So my dad passed away 27 years ago in a tragic accident and it's been a long time, so I've had a lot of distance from that experience; but I still feel like one of the reasons I'm even out here is due to him. He just had this incredible passion and drive for life, and kind of taught me never give up on your dream. And I feel like this proves that point because I've been applying on and off for 17 years and even my own daughter said "Mom, stop sending videos it's never going to happen, they're not going to call you," and sure enough, here I am. So I feel like it's a good lesson in life.
I've lived such an easy life. Everything's been pretty easy. You know, typical, getting out of the bad friend group in high school, getting into a better group changed everything. Those guys I got out of are great now, but I haven't had that many obstacles. This will be the stand -out in terms of difficulty, there's no doubt about it. Even if it's the easiest season ever, it's going to be the hardest thing I've done. Well, parenting's tough.
I was a division one collegiate athlete. I played soccer at Baylor these last four years, and when I was recruited, I was just so excited. I was like, this is the fairy tale, everyone wants to be a college athlete. And so I expected my college career to really mirror my high school career, storybook. And my freshmen year, I tore my ACL, and just I couldn't play my sophomore year, and then I was really ridden with injury until my senior year. And, I think that was something that not only did I have to overcome physical adversity, I had to overcome the mental adversity of watching something that I assumed would happen and that I expected would happen not happen. And I think that both the physical and the mental adversity that I overcame are really important and are something that are really going to translate well to this game.
Probably the most common quote, right, it's like, "You always have a plan until you get punched in the freaking face." But there's another one that I like. It's "A bad plan's better than no plan." So, good, bad, I'd rather have a bad one than none at all. I think that the key word out here is, Adaptation. You've got to adapt and you're gonna think things are going one way and someone pulls some crap on you that they're just thinking they're the best player in Survivor 'cause they just blindsided your alliance. But that's the game, it's what we all signed up for, and adaptation is the key to victory out here. So if I can figure out my role in that, it's gonna be game over.
I honestly don't see my life having obstacles in the normal sense. Yeah, I've gone through a lot in my life, but the way my mom brought me up, it's really like she taught me you can do anything basically is the mentality that she gave me. So, anytime I do have an obstacle, let's say, I treat it like anything else and I overcome it so I don't see them as obstacles. I don't know. Is that a weird thing to say? I guess you would say I'm always positive, but my mantra is things always work out. So I don't stress about money. I have money troubles like everybody else. I have troubles like everybody else. It's just I always see it like it's going to be okay.
My boyfriend's the opposite of me and he's like, "What are we going to do? This and that, this and that," and I'm like, "Calm down.
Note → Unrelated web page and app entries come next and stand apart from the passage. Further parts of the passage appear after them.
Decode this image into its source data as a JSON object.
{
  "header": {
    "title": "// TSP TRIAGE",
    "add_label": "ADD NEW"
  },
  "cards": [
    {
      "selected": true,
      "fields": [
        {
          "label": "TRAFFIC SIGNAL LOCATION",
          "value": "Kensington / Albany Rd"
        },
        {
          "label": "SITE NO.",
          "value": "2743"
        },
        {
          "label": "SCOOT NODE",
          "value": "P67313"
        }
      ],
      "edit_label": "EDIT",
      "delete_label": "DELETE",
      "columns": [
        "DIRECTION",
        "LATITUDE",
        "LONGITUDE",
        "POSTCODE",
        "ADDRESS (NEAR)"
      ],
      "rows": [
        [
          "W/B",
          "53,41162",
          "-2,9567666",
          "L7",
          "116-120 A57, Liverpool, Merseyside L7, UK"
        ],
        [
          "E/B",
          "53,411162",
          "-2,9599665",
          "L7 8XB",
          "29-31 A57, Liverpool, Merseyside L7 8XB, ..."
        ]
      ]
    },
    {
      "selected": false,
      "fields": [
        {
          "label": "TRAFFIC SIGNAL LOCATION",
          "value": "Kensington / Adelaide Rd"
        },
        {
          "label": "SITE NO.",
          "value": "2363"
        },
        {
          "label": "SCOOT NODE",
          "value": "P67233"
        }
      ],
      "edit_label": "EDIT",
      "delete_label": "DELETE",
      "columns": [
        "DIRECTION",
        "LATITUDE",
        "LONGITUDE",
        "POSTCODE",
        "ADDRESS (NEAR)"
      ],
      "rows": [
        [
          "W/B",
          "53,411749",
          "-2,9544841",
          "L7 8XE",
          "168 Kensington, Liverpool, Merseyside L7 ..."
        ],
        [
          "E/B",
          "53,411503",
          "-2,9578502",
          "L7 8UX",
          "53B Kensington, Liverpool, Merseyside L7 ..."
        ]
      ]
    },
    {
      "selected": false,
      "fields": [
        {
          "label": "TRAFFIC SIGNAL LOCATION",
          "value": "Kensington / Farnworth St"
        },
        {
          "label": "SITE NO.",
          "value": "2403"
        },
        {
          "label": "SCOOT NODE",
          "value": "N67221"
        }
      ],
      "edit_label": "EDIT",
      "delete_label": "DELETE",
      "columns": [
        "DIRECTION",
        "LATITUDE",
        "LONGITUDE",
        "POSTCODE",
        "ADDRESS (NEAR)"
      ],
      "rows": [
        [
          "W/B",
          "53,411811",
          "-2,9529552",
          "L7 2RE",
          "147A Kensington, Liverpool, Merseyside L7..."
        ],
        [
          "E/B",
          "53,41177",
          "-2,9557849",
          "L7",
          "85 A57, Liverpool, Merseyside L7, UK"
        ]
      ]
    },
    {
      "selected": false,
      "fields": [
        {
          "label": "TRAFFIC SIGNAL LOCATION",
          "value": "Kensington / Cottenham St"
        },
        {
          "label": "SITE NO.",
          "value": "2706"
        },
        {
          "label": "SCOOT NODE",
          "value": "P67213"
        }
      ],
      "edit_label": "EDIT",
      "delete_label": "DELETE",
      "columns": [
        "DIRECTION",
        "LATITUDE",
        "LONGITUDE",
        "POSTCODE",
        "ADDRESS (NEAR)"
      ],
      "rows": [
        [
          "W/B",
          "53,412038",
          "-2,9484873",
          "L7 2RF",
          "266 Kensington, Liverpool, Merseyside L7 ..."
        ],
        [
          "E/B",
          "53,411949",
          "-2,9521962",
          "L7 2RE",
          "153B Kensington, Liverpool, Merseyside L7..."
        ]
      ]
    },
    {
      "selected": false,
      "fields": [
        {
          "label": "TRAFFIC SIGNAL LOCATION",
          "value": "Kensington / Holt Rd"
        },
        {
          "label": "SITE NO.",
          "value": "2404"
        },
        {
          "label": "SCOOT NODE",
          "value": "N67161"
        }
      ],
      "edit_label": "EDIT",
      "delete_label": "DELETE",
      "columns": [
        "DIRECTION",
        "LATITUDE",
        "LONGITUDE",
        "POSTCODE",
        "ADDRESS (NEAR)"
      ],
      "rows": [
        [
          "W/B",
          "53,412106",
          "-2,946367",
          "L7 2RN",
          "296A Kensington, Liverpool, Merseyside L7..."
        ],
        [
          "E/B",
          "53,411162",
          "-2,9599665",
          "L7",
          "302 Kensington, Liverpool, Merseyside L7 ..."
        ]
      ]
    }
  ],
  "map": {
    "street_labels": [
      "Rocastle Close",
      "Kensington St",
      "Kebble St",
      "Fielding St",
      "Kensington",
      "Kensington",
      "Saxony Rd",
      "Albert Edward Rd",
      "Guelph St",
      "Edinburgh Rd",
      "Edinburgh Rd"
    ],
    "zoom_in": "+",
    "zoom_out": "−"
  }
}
Take it easy." Then when it ends up working out, I'm like, "Look, it ended up working out and you freaked out and I didn't." I've never had an instance of things not working out, probably because I've worked so hard so things can work out. It's not like things are just falling in their place or anything, it's because I'm working towards it working out.